[Start of section]

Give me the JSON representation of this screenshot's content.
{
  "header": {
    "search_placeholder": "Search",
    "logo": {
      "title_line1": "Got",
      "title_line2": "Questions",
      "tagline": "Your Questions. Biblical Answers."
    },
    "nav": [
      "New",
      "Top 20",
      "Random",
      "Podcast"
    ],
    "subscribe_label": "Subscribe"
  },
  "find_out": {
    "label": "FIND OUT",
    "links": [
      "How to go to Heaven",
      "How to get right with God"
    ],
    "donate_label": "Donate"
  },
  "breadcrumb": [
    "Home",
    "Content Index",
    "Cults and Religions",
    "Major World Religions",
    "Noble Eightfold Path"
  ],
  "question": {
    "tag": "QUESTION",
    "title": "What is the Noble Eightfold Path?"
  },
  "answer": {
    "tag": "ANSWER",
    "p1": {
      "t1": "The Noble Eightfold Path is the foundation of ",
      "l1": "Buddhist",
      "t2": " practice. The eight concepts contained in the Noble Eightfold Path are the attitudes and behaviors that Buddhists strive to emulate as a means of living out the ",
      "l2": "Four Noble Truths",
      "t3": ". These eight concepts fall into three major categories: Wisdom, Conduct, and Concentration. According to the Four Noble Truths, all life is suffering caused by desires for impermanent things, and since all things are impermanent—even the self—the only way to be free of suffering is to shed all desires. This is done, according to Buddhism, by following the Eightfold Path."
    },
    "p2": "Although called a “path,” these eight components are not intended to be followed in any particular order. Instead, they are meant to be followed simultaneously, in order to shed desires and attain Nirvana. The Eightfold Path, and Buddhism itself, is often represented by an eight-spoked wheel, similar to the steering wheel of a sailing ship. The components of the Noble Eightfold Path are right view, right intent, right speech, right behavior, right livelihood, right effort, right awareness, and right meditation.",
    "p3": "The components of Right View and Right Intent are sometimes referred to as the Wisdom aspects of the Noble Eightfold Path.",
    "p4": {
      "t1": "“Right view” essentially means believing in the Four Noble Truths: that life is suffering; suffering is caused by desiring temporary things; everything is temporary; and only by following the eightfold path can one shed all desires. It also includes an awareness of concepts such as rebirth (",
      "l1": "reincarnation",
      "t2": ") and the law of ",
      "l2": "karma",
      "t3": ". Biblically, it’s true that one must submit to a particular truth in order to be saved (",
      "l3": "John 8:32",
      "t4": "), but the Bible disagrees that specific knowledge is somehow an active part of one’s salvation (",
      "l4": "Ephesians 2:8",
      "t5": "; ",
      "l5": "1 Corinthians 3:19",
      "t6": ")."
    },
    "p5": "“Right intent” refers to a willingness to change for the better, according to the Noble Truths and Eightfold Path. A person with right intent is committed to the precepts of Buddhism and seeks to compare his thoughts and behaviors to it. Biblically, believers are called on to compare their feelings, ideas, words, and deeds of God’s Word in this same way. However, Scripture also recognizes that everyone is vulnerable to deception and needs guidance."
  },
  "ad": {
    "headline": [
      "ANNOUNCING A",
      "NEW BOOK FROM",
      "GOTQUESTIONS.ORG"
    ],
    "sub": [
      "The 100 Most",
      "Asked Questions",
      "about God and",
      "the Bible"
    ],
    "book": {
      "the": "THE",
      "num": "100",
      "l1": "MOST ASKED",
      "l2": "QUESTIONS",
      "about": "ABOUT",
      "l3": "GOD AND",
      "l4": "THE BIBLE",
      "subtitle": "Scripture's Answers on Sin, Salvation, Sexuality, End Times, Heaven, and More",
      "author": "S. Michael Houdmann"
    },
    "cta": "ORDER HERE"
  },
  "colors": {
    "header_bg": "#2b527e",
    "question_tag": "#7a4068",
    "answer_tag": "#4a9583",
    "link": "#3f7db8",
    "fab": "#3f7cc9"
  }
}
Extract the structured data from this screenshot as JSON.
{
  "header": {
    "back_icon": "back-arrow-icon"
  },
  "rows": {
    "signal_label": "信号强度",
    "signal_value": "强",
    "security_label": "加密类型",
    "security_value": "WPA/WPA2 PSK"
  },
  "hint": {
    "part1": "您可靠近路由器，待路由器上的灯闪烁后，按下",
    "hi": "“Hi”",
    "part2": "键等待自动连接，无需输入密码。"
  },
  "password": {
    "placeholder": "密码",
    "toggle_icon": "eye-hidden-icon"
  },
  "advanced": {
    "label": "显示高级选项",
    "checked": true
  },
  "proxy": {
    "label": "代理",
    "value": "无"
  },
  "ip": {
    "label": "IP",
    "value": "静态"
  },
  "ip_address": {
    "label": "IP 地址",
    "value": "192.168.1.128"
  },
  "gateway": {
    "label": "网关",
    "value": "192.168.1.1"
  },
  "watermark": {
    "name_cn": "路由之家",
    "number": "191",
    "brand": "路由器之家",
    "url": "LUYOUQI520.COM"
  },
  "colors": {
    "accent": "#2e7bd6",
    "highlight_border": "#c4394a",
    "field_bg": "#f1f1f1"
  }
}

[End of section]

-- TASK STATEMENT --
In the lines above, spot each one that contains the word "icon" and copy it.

-- RESULT OF THIS EXERCISE --
    "back_icon": "back-arrow-icon"
    "toggle_icon": "eye-hidden-icon"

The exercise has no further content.